The Saints at War conference will be held at BYU on Saturday, November 8, from 8 A.M. to 3 P.M. The conference honors all LDS veterans, with special recognition being given to veterans from the Korean and Vietnam conflicts.
Highlights include a keynote address by Hartman Rector, Jr., General Authority emeritus, luncheon, entertainment, a memorabilia room, and the premiere showing of the documentary, Saints at War in Korea.
Saints at War: Korea and Vietnam by Dr. Robert C. Freeman and Dr. Dennis A. Wright ($39.95 hardcover) will be available in November and is published by Covenant Communications. It is the companion book to the best-selling Saints at War: Experiences of Latter-day Saints in World War II.
The documentary Saints at War in Korea will air on BYU-TV on December 7, on KBYU Channel 11 on December 8, and will be available on both DVD and VHS from Covenant Communications.
Robert C. Freeman and Dennis A. Wright
Saints at War: Korea and Vietnam

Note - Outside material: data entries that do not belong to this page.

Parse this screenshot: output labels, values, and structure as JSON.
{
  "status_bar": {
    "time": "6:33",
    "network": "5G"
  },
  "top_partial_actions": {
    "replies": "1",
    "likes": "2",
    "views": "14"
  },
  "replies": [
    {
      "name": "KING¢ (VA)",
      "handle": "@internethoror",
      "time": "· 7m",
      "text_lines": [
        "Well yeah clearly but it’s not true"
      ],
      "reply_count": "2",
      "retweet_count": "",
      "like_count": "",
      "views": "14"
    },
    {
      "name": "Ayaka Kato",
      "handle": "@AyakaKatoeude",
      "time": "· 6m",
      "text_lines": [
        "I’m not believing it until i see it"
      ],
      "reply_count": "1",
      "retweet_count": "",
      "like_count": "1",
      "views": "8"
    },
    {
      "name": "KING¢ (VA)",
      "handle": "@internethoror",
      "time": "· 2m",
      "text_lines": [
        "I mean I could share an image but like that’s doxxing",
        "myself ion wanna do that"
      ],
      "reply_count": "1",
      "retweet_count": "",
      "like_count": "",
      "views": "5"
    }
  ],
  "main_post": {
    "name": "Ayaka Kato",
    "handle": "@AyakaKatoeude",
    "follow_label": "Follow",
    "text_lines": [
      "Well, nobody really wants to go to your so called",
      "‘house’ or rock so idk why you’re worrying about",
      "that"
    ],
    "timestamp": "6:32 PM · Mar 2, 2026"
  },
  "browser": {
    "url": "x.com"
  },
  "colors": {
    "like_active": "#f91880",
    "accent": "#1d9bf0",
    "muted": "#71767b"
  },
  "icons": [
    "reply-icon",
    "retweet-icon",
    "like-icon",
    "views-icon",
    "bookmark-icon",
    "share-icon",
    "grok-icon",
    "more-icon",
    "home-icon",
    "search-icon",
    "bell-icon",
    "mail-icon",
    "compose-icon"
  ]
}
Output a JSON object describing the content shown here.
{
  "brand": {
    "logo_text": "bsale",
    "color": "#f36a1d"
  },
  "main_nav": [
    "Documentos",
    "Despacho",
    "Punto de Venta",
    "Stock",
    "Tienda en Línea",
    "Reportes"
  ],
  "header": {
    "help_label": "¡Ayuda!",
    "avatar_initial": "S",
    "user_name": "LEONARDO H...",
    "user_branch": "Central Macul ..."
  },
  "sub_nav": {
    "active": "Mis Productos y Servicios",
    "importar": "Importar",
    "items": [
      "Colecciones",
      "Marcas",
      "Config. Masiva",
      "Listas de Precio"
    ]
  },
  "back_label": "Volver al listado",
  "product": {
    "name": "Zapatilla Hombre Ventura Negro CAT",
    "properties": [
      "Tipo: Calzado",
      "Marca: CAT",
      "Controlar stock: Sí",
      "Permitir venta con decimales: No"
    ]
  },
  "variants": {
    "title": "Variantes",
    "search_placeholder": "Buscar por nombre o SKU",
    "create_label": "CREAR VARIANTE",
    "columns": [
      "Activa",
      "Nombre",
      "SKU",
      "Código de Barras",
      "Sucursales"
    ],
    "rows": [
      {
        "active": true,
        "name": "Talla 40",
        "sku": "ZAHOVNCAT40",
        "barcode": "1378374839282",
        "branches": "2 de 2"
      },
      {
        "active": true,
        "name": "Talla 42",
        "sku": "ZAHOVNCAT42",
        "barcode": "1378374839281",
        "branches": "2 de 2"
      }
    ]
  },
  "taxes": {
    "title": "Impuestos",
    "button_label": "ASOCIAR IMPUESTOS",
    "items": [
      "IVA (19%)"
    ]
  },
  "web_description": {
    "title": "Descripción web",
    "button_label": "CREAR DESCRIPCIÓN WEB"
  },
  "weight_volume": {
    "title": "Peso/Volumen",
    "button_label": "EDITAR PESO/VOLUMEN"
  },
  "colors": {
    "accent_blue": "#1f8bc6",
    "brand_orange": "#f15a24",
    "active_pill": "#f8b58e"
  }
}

Covenant Communications 2003
2003 Meridian Magazine. All Rights Reserved.